Atrial fibrillation patients are acutely aware of their five-fold increased risk of stroke, new research from suggests—and 38 percent report feeling “trapped” between their fear of having a stroke and the major bleeding risks associated with anticoagulants.
September 21, 2018 | Vascular & Endovascular
Patients who suffer from deep vein thrombosis (DVT) see a “clear benefit” from initiating preventive compression therapy shortly after their diagnosis, as opposed to later stages of treatment, according to a study published this week in the journal Blood.
September 21, 2018 | Coronary Intervention & Surgery
The proportion of percutaneous coronary interventions (PCIs) performed in nonagenarians has more than doubled in the last decade in the United States, offering a significant survival benefit for those deemed healthy enough for the procedure, according to a study published online Sept. 17 in JACC: Cardiovascular Interventions.
September 21, 2018 | Healthcare Economics & Policy

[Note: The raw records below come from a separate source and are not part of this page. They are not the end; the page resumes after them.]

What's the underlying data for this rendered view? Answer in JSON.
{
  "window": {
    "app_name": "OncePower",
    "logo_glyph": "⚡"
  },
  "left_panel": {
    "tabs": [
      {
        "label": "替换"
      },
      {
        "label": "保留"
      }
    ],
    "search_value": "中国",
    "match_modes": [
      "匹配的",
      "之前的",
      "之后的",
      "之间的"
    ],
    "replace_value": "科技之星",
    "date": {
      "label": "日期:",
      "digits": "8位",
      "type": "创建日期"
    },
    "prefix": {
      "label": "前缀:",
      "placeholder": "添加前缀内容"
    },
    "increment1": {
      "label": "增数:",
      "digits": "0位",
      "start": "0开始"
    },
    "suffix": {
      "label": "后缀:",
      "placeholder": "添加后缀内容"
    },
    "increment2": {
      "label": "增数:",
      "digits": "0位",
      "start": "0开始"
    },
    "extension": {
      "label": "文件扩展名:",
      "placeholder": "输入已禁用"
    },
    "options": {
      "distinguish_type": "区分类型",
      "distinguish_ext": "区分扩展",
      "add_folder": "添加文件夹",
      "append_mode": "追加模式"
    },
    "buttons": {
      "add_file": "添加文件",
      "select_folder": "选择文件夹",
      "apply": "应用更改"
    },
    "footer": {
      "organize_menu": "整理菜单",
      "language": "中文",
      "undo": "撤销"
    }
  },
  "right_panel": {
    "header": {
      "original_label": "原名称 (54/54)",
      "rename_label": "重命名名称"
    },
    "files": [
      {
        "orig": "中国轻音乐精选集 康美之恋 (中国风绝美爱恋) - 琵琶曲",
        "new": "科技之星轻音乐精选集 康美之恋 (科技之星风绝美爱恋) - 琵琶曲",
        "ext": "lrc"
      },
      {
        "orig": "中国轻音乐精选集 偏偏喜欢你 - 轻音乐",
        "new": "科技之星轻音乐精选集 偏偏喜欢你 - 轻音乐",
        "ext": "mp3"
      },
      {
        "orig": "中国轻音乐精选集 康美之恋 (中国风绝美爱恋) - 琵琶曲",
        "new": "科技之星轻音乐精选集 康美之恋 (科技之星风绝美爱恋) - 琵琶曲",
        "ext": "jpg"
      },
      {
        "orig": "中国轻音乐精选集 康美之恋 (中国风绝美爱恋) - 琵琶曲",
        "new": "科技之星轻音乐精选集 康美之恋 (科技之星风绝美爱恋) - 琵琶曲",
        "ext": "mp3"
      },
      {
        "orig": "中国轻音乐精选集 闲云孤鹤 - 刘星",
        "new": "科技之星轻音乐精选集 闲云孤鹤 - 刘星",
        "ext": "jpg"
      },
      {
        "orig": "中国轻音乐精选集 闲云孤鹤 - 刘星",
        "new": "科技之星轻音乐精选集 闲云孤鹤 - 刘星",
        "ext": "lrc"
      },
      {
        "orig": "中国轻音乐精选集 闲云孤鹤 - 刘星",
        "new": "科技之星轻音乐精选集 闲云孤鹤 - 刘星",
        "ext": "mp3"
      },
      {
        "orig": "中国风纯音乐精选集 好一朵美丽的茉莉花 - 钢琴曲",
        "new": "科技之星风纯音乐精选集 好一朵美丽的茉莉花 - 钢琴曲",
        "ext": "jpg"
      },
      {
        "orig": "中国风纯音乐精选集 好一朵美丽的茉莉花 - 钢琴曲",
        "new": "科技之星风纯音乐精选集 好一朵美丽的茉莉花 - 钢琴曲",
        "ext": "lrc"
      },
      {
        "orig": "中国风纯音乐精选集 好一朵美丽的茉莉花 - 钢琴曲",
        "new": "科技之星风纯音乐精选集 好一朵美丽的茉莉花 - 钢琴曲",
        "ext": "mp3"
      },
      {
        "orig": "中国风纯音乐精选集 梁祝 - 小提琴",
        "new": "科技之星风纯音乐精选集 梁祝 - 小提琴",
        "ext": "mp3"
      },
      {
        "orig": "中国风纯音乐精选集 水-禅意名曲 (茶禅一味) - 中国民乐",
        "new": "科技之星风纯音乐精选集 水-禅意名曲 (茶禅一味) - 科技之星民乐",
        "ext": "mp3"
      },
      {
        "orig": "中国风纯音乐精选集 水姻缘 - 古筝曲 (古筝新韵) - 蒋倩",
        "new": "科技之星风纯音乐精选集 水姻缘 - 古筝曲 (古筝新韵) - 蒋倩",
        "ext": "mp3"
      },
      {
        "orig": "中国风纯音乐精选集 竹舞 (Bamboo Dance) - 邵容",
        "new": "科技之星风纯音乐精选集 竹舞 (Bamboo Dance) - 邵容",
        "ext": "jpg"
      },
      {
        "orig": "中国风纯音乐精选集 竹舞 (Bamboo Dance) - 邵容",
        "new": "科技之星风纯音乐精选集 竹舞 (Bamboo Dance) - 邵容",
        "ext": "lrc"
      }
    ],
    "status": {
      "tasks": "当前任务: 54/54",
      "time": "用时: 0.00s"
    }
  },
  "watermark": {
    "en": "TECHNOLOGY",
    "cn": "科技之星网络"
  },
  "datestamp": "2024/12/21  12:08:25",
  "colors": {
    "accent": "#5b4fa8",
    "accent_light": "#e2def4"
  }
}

The majority of the world’s countries aren’t on track to meet the United Nations' target of reducing premature deaths from noncommunicable diseases (NCDs) by a third by 2030, researchers report in the current edition of the Lancet.
September 21, 2018 | Imaging
Researchers have developed cardiology’s first pipeline for automated echocardiogram interpretation—an innovation that could cut healthcare costs while expanding care to underserved communities, according to a study published online this week in Circulation.
September 21, 2018 | Electrophysiology & Arrhythmia
It’s well-known that automated external defibrillators (AEDs) can be a life-saving tool to treat cardiac arrhythmias, but a new study from the University of Washington underscores just how crucial accessible AEDs can be during competitive sporting events.
September 20, 2018 | Healthcare Economics & Policy
Risk-adjustment models assessing hospitals’ stroke outcomes should include patient transfer status, argue the authors of a new study, who found centers that accepted more transfer patients treated a sicker population and experienced higher mortality rates.
September 20, 2018 | Healthcare Economics & Policy
U.S. counties heavily populated by Hispanics see higher rates of cardiovascular death than more diverse communities, according to a Journal of the American Heart Association report—a phenomenon that’s likely owed to a combination of language barriers, economic disadvantages and lack of access to quality healthcare.
September 20, 2018 | Coronary Intervention & Surgery
Off-pump coronary artery bypass grafting (CABG) is associated with an 11 percent increased risk of mortality compared to on-pump CABG, according to a registry study of cardiac surgeries performed in New Jersey from 2005 to 2011.
September 20, 2018 | Acute Coronary Syndrome
Despite having the highest burden of cardiovascular disease in the U.S. and averaging more comorbidities than white patients, blacks are less likely to receive guideline-concordant care after a non-ST-segment elevation myocardial infarction (NSTEMI), researchers reported this week.
September 20, 2018 | Vascular & Endovascular
Women who most closely adhere to a Mediterranean-style diet could be lowering their risk of stroke by up to 22 percent, according to 17-year results of a large-scale study out of the United Kingdom.
September 20, 2018 | Hypertension
A recent meta-analysis published in Circulation: Cardiovascular Quality and Outcomes suggests the benefit of anticoagulation for pulmonary arterial hypertension (PAH) may depend on the subtype of the condition. Mortality rates improved with anticoagulation for patients with idiopathic PAH but worsened for those with scleroderma-associated PAH.
September 20, 2018 | Healthcare Economics & Policy
A Yale University cardiologist found guilty of sexual harassment five years ago received an endowed chair this summer—an accolade Yale itself claims “is widely recognized as the most prestigious honor a university can bestow on an accomplished faculty member,” the Washington Post reports.
September 19, 2018 | Coronary Intervention & Surgery
Women who received percutaneous coronary intervention (PCI) in the U.S. from 2004 through 2014 were 20 percent more likely to die in the hospital and 81 percent more likely to experience major bleeding compared to men, according to an analysis published this month in PLOS One. Those differences remained after adjusting for preprocedural risk factors.
September 19, 2018 | Vascular & Endovascular
A New Jersey hospital is testing an artificial intelligence (AI) device designed to alert clinicians to bleeding episodes during endovascular procedures.